Faculty Highlight: Jeannie Lee

How will the expansion and renovation of the Skaggs building help your research or teaching abilities?

The expansion and renovation of the Skaggs building will improve teaching and collaboration of the two departments. Having space conducive for better student learning is very important as we innovate our teachings to include interactive sessions that promote active learning, in place of passive lectures. With improved teaching space, faculty are able to become more creative in our teaching that targets students with varied learning styles.  Collaboration of the two departments is good for students, research and the college. With the curriculum transformation efforts underway, we are meeting and working as teams between the two departments more than ever before.

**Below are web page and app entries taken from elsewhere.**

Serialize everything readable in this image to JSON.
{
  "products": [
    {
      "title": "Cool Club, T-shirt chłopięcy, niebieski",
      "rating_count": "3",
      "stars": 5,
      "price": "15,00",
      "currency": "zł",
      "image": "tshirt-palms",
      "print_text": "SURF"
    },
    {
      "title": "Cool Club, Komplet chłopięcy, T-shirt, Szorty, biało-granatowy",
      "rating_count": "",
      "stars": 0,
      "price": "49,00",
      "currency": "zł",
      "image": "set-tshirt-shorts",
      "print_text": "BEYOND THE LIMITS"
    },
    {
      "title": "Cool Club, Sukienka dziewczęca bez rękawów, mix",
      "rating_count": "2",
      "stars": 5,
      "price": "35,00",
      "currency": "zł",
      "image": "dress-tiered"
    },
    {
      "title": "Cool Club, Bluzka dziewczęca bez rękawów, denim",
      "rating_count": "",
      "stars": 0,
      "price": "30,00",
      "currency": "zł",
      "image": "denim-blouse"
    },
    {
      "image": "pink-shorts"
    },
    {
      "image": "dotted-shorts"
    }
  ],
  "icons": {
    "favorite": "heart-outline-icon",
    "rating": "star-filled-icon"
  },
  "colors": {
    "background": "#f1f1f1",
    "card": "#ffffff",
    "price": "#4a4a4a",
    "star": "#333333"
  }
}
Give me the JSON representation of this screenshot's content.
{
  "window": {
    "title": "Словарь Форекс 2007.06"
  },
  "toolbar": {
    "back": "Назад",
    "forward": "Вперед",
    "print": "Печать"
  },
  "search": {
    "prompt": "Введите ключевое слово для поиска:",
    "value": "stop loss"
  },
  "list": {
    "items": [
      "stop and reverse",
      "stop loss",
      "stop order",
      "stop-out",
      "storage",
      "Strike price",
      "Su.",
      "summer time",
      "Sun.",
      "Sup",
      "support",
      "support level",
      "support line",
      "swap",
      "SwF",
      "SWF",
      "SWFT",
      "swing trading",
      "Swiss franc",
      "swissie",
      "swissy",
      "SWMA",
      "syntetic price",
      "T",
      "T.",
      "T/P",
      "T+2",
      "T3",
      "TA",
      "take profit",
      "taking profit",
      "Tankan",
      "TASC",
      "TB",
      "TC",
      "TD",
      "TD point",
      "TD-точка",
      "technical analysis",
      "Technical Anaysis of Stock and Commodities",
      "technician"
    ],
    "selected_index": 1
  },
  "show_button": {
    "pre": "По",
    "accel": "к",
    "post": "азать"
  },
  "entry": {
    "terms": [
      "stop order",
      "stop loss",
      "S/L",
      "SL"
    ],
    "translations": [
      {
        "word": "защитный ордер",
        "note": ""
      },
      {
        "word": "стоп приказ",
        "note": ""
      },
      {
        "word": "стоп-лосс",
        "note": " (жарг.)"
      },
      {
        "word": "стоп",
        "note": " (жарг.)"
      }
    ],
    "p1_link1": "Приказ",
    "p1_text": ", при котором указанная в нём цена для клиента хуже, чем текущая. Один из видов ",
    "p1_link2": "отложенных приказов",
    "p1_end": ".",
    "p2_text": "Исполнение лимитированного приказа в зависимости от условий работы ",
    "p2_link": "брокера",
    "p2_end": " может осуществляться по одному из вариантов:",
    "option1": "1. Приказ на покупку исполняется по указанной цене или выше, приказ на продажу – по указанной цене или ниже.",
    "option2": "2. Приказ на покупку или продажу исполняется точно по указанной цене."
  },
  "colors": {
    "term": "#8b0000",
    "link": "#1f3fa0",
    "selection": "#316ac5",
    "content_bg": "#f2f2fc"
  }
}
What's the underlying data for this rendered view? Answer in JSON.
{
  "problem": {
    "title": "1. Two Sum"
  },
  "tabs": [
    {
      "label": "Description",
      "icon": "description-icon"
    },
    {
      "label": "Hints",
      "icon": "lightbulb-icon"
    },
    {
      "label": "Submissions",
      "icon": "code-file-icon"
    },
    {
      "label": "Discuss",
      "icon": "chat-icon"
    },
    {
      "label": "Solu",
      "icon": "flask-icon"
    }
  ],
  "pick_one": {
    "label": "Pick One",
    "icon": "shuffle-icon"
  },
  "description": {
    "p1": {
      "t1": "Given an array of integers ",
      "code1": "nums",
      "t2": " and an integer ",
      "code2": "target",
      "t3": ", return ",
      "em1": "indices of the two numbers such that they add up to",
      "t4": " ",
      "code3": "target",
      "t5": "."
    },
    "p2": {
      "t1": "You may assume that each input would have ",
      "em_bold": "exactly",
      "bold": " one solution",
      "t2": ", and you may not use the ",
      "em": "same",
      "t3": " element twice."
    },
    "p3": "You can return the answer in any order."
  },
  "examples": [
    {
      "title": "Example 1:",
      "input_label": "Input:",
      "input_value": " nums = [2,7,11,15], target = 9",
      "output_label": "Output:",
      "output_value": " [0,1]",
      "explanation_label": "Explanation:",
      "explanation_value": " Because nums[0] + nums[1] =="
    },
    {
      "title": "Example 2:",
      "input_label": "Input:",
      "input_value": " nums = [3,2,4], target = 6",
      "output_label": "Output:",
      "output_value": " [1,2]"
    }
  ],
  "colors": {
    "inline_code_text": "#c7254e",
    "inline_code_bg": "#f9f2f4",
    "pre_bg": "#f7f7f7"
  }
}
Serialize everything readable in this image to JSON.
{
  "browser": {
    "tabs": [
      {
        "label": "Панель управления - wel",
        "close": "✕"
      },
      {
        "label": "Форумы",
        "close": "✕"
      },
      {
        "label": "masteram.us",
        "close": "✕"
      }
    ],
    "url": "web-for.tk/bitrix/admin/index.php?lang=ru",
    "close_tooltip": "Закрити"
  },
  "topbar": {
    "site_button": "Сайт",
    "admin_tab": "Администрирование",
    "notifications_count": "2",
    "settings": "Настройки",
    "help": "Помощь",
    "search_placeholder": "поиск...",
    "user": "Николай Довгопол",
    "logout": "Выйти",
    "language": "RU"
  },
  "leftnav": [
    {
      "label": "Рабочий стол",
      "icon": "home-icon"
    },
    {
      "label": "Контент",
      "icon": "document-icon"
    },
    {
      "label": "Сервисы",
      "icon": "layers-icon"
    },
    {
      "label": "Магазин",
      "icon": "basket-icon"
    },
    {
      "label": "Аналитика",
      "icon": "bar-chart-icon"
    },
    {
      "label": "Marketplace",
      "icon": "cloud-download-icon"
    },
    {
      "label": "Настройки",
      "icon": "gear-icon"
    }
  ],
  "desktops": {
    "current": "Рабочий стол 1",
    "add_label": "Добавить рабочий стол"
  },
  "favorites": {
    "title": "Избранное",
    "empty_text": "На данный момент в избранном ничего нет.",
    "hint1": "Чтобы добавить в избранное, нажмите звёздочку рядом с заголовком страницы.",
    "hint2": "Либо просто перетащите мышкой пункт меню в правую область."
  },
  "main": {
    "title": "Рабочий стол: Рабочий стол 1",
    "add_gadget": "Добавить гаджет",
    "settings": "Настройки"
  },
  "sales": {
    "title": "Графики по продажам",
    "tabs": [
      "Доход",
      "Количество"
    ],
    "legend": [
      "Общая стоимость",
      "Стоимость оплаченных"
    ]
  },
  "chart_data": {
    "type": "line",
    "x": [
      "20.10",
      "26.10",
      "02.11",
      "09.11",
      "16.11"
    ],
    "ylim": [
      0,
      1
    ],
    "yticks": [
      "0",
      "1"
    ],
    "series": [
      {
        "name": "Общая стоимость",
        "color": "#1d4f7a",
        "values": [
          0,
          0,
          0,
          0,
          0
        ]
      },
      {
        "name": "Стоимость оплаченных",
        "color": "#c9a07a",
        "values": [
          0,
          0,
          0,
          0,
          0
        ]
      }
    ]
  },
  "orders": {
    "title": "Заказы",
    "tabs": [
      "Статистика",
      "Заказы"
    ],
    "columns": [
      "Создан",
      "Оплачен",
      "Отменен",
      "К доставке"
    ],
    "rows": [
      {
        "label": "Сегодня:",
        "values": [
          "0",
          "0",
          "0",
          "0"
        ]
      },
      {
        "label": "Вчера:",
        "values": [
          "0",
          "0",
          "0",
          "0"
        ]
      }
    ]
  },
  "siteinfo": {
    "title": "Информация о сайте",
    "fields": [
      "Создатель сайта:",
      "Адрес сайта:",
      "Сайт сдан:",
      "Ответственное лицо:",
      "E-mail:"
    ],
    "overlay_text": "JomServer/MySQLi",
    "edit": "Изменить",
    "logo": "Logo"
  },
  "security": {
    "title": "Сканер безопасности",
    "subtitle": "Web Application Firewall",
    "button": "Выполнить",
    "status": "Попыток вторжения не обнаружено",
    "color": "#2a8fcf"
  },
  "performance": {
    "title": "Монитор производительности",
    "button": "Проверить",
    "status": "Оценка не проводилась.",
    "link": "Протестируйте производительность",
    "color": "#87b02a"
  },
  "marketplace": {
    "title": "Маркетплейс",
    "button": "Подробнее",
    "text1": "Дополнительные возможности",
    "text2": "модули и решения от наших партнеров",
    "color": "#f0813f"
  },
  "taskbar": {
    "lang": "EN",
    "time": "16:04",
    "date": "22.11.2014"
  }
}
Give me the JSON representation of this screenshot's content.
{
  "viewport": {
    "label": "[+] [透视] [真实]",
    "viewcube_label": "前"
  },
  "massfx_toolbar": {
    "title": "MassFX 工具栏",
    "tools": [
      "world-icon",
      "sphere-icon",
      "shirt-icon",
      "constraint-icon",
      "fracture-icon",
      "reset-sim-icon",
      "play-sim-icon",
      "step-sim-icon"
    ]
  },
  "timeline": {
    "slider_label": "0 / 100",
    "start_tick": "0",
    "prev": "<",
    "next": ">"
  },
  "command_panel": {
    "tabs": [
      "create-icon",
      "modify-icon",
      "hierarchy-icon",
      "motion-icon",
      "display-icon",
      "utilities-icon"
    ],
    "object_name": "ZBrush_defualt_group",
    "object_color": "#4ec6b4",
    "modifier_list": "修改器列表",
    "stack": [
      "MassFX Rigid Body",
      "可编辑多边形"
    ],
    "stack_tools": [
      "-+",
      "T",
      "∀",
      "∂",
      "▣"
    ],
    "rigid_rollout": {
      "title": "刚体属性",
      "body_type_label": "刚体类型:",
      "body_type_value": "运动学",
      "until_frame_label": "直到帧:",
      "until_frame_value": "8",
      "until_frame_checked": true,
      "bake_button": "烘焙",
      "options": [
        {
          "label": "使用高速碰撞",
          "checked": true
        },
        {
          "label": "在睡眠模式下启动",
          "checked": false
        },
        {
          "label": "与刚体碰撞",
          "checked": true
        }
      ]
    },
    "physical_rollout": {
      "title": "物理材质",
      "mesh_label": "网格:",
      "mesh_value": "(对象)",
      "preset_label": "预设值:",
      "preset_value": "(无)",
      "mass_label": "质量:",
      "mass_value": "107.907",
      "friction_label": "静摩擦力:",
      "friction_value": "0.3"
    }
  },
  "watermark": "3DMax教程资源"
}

We want to help students connect the dots between basic science courses and clinical courses to become competent pharmacist providers. With more options for students to explore related fields to pharmacy, our new curriculum (PharmD Forward Curriculum) is poised to produce pharmacy leaders. Faculty in both departments are passionate about this goal and need to work together continuously, and a broken Skaggs elevator must not stand in our way. As faculty get to know each other better, we are more apt to find common grounds in research and collaborate to multiply productivity.

What is your research or clinical area of expertise?

My clinical areas are geriatrics and interprofessional care. I truly believe in person-centered care provided by interprofessional teams to treat the whole patient and optimize health outcomes. My research is in medication adherence, so patient-care related, and always involve collaborating in interprofessional teams. I am usually the only pharmacist or clinician on the team, so am honored to represent pharmacy and patient perspectives. We are currently working to discover associations among health beliefs, health literacy and medication adherence in low-income, underserved (some refugee) populations with chronic disease - RxHL. In another project, we are working to develop a smartphone application with a companion website to support medication adherence in older adults with hypertension - Medication Education, Decision Support, Reminding and Monitoring (MEDSReM).

Are you working on any interesting project, research, or initiatives? Please share.

Both of my research projects on adherence are unique in that we have cultivated special interprofessional partnerships. In the RxHL project, I am working with a medical anthropologist and a team of community health center staff in Massachusetts. I have learned a lot about serving the underserved and the study of people, not just as patients. In the MEDSReM project, I am working with a cognitive aging experts, human factors researchers and a local developer to create the system of smartphone application and companion website. We also have a panel of older adults as experts in aging and antihypertensive medications users. Some critics say that older people don't use technology, but we are convinced that the use of smartphones among aging adults will only increase, and hope that our system will support their independence at home as long as possible.

Why did you choose to be a pharmacist or a researcher?

I wanted to be a helping professional, and pharmacy profession seemed the right fit for my personality and interests. However, the pharmacy profession has changed so much since I have been a pharmacist, and very exciting changes are yet to come. I started to study medication adherence because that was the #1 problem among my older patients when I was working as a clinical pharmacist. Quickly realizing that education alone does not address nonadherence, I looked for creative ways to support patients.

What advice would you give to PharmD students?

To identify your passion and follow hard after it.

Where do you see the pharmacy profession going?

I see pharmacy profession making a huge difference in team-based patient care and contributing to prevention as well as disease and medication management. I hope we achieve a provider status and practice at the top of our licenses to impact patient outcomes and experience.

How has the pharmacy profession changed since you began your practice?

The pharmacy professional has changed greatly to be more patient care-focused. Though some pharmacists are still challenged with the tasks of dispensing medications as quickly as possible with the wait-time looming over them, that was the case for vast majority of pharmacists when I started my practice. We are becoming more innovative with providing clinical services and in carving out a patient care role for as medication experts.

What is your favorite memory at the UA?

Hooding the PharmD students and giving them their first congratulations hug at the commencement.

What is something that most wouldn't know about you?

As an immigrant girl, I struggled to learn English (starting with ABCs) when I was 12. I majored in Arts before pharmacy.